They are found mainly in sandhill habitats, scrub areas, and around gopher tortoise burrows. Eastern Indigo Snakes have a varied diet of small mammals, amphibians, birds, and even other snakes. Rising habitat loss has made them a threatened species, underlining the need for careful conservation measures.

How to Spot a Florida Cottonmouth

Florida Cottonmouth, also known as the Water Moccasin, is a venomous snake that is seen often in wet, swampy areas of Florida. A thick-bodied snake, it sports a dark body with fainter crossbands. A common misconception is that they are aggressive, but in reality, they prefer slithering away over attacking unless provoked.

Now, what’s their role in the ecosystem? Despite their venomous nature, Florida Cottonmouth snakes can help control the population of rats, fish, and amphibians in their habitats.

Identifying common snake species in Florida empowers us not only to co-exist peacefully with these creatures but also to foster their necessary conservation. As we learn to listen to what these silent creatures have to tell, we inch closer towards bridging the human-nature divide.

To give you an idea of the average costs and types of damage associated with rodent infestations, have a look at the following table:


As we draw the curtain on our exploration, let’s pause to appreciate Florida’s diverse snake species. Like intricately designed pieces on nature’s chessboard, they play crucial roles in the ecological balance. Remember our journey on identifying common snake species – fascinating, wasn’t it?

We have unraveled the identities of Florida’s common snakes, their unique features, habitats, and behaviors. But the discovery shouldn’t end here. It’s time to swap fear for understanding, shedding misconceptions for knowledge. There is such beauty and balance in the snake species of Florida; they aren’t the villains folklore paints them to be.

Let us foster an environment where we coexist responsibly with these reptiles, appreciating the part they play in controlling pests and contributing to biodiversity. The next time you encounter a snake, put your newfound snake identification skills to use, and react with wisdom, not panic. Remember, they are more scared of you than you are of them!

Your continued safety is paramount. Always keep a safe distance, while appreciating these fascinating creatures from afar. It is equally essential to educate others about the importance of living harmoniously with our slithery neighbors.

Frequently Asked Questions about Identifying common snake species

Some commonly found snake species include the Eastern Brown Snake, Puff Adder, Eastern Coral Snake, Western Diamondback Rattlesnake, Corn Snake, Black Mamba, and Python, among others.

Snake species can be identified based on their physical characteristics like color pattern, size, shape of the head, and behavior. It’s advisable to use a guidebook or seek professional help for accurate identification.

Yes, many field guides and online resources can help identify various species of snakes. Mobile apps like SnakeSnap or websites like Reptile Database are user-friendly tools for snake identification.
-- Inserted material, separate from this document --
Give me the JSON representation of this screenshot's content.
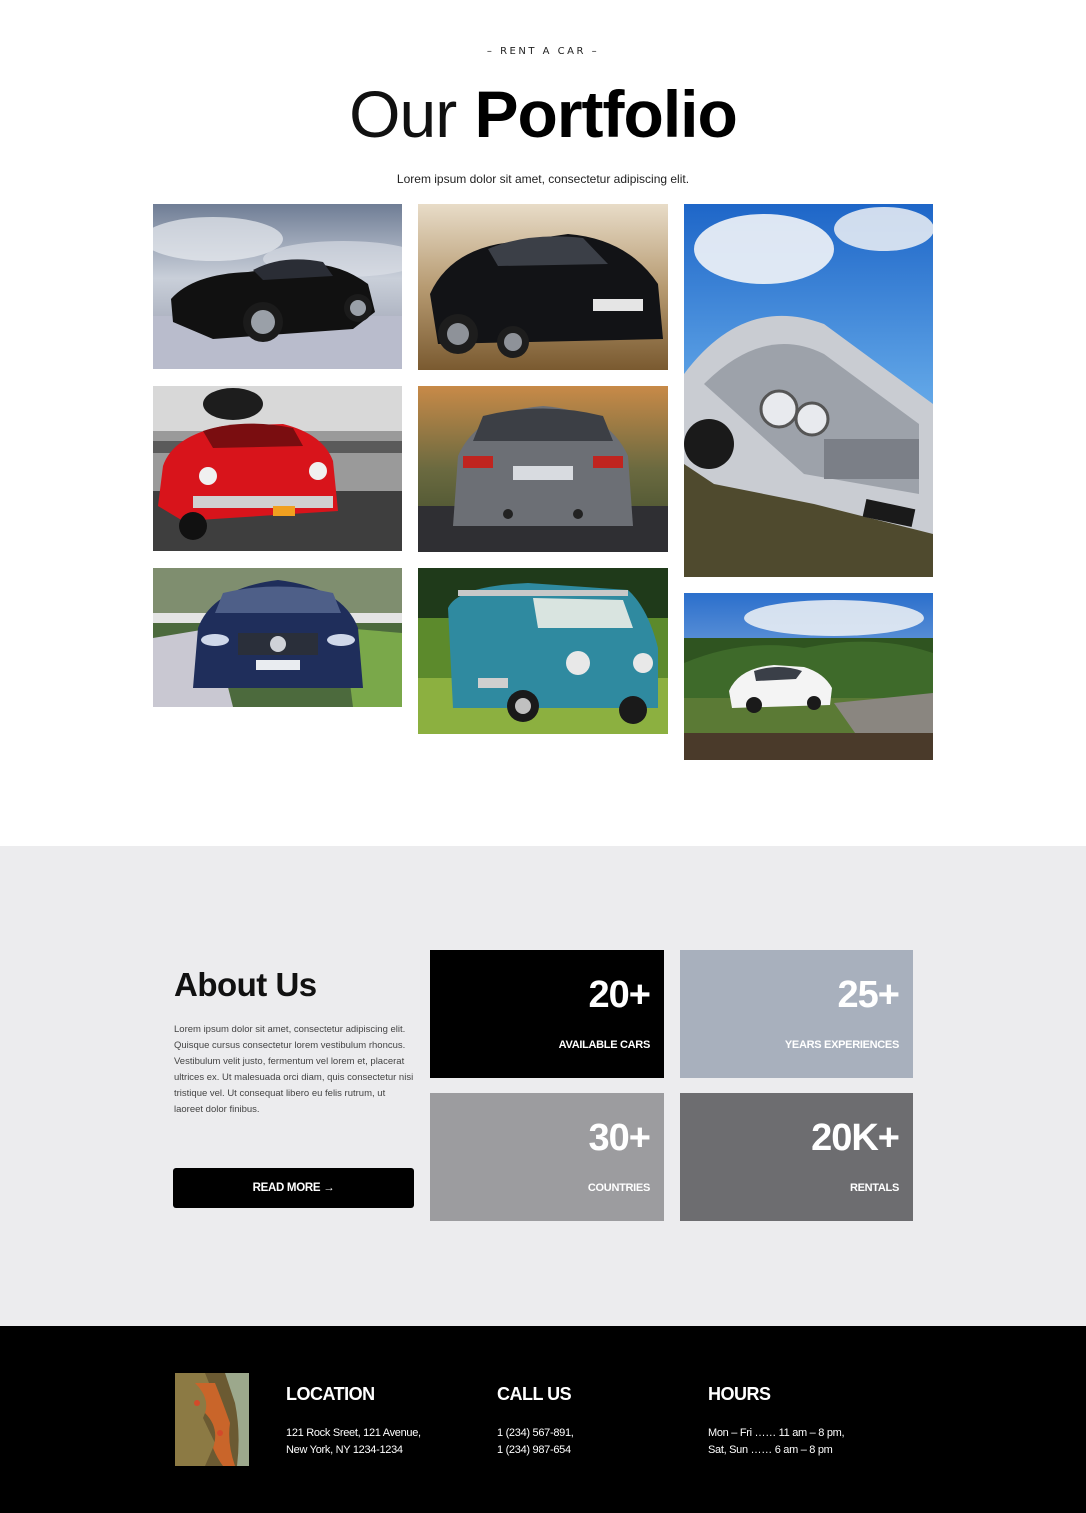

While some venomous snakes have distinct color patterns (like the coral snake), it’s not a foolproof method for identification, as many non-venomous snakes have similar patterns.

A ‘pit’ refers to the pit organ, a heat-sensitive organ found in some snakes like pit vipers. It’s located between the nostril and eye on either side of the head and aids in hunting. Its presence can help in identifying certain snake species.

Behavioural traits can guide identification, but it’s not reliable as behavior can vary widely within species. Consultation with a herpetologist or a field guide is recommended.

Pythons are typically large, non-venomous snakes. They possess heat-sensitive pits along their lips and have a unique pattern on their scales. They are constrictors, meaning they coil around and squeeze their prey to death.

Snakes can range from just a few inches to up to 30 feet long in the case of the reticulated python. The length does give an idea about the species but cannot alone be relied upon for identification.

Yes, the shape of a snake’s head can provide clues about its species. For example, vipers have a triangular-shaped head, while most non-venomous snakes have a round head.